▶ [DIRECTIONS]: Pictures do not belong in the copy; quote every entry below exactly.

^^^^

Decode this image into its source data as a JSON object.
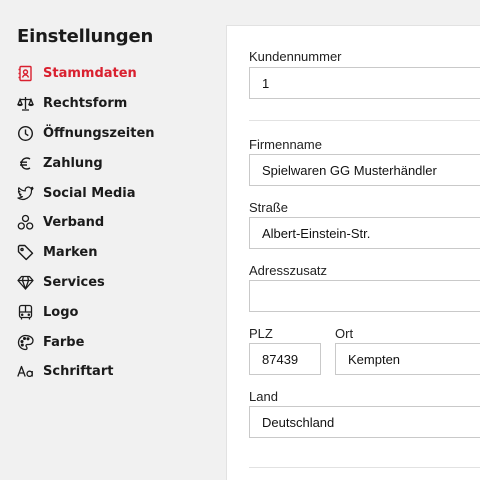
{
  "sidebar": {
    "title": "Einstellungen",
    "items": [
      {
        "label": "Stammdaten",
        "icon": "address-book-icon",
        "active": true
      },
      {
        "label": "Rechtsform",
        "icon": "scale-icon",
        "active": false
      },
      {
        "label": "Öffnungszeiten",
        "icon": "clock-icon",
        "active": false
      },
      {
        "label": "Zahlung",
        "icon": "euro-icon",
        "active": false
      },
      {
        "label": "Social Media",
        "icon": "twitter-bird-icon",
        "active": false
      },
      {
        "label": "Verband",
        "icon": "group-circles-icon",
        "active": false
      },
      {
        "label": "Marken",
        "icon": "tag-icon",
        "active": false
      },
      {
        "label": "Services",
        "icon": "diamond-icon",
        "active": false
      },
      {
        "label": "Logo",
        "icon": "bus-icon",
        "active": false
      },
      {
        "label": "Farbe",
        "icon": "palette-icon",
        "active": false
      },
      {
        "label": "Schriftart",
        "icon": "font-aa-icon",
        "active": false
      }
    ]
  },
  "form": {
    "kundennummer": {
      "label": "Kundennummer",
      "value": "1"
    },
    "firmenname": {
      "label": "Firmenname",
      "value": "Spielwaren GG Musterhändler"
    },
    "strasse": {
      "label": "Straße",
      "value": "Albert-Einstein-Str."
    },
    "adresszusatz": {
      "label": "Adresszusatz",
      "value": ""
    },
    "plz": {
      "label": "PLZ",
      "value": "87439"
    },
    "ort": {
      "label": "Ort",
      "value": "Kempten"
    },
    "land": {
      "label": "Land",
      "value": "Deutschland"
    }
  },
  "colors": {
    "accent": "#d9202f",
    "text": "#1b1b1b",
    "background": "#f1f1f1"
  }
}
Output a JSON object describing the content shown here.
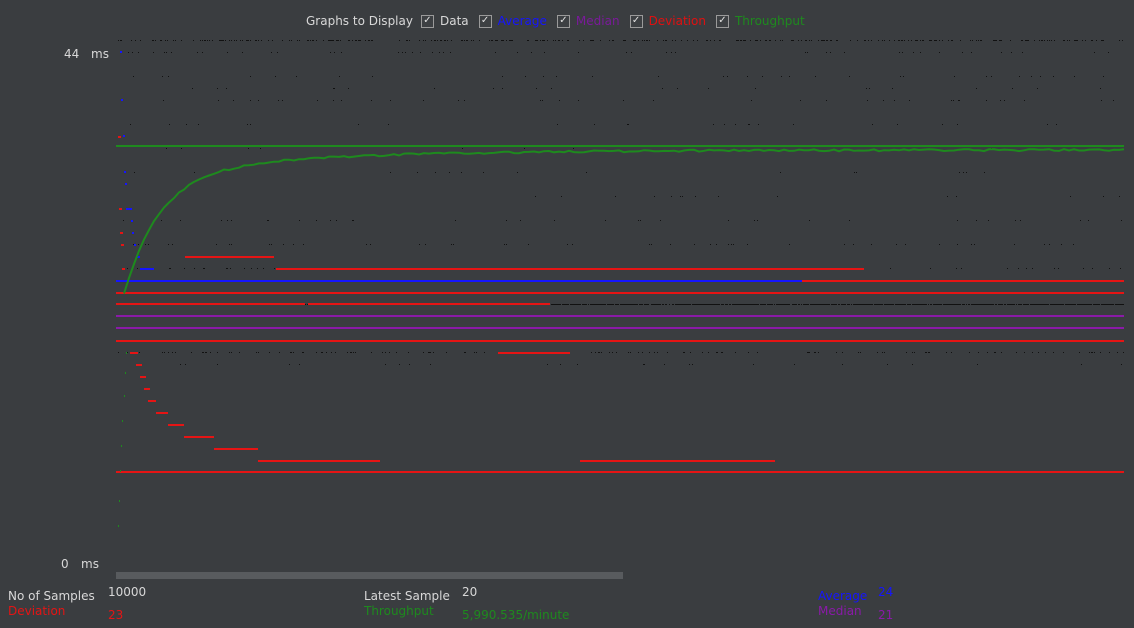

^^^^

▶ [SOLUTION]:
Decode this image into its source data as a JSON object.
{
  "sidebar": {
    "title": "Einstellungen",
    "items": [
      {
        "label": "Stammdaten",
        "icon": "address-book-icon",
        "active": true
      },
      {
        "label": "Rechtsform",
        "icon": "scale-icon",
        "active": false
      },
      {
        "label": "Öffnungszeiten",
        "icon": "clock-icon",
        "active": false
      },
      {
        "label": "Zahlung",
        "icon": "euro-icon",
        "active": false
      },
      {
        "label": "Social Media",
        "icon": "twitter-bird-icon",
        "active": false
      },
      {
        "label": "Verband",
        "icon": "group-circles-icon",
        "active": false
      },
      {
        "label": "Marken",
        "icon": "tag-icon",
        "active": false
      },
      {
        "label": "Services",
        "icon": "diamond-icon",
        "active": false
      },
      {
        "label": "Logo",
        "icon": "bus-icon",
        "active": false
      },
      {
        "label": "Farbe",
        "icon": "palette-icon",
        "active": false
      },
      {
        "label": "Schriftart",
        "icon": "font-aa-icon",
        "active": false
      }
    ]
  },
  "form": {
    "kundennummer": {
      "label": "Kundennummer",
      "value": "1"
    },
    "firmenname": {
      "label": "Firmenname",
      "value": "Spielwaren GG Musterhändler"
    },
    "strasse": {
      "label": "Straße",
      "value": "Albert-Einstein-Str."
    },
    "adresszusatz": {
      "label": "Adresszusatz",
      "value": ""
    },
    "plz": {
      "label": "PLZ",
      "value": "87439"
    },
    "ort": {
      "label": "Ort",
      "value": "Kempten"
    },
    "land": {
      "label": "Land",
      "value": "Deutschland"
    }
  },
  "colors": {
    "accent": "#d9202f",
    "text": "#1b1b1b",
    "background": "#f1f1f1"
  }
}
Output a JSON object describing the content shown here.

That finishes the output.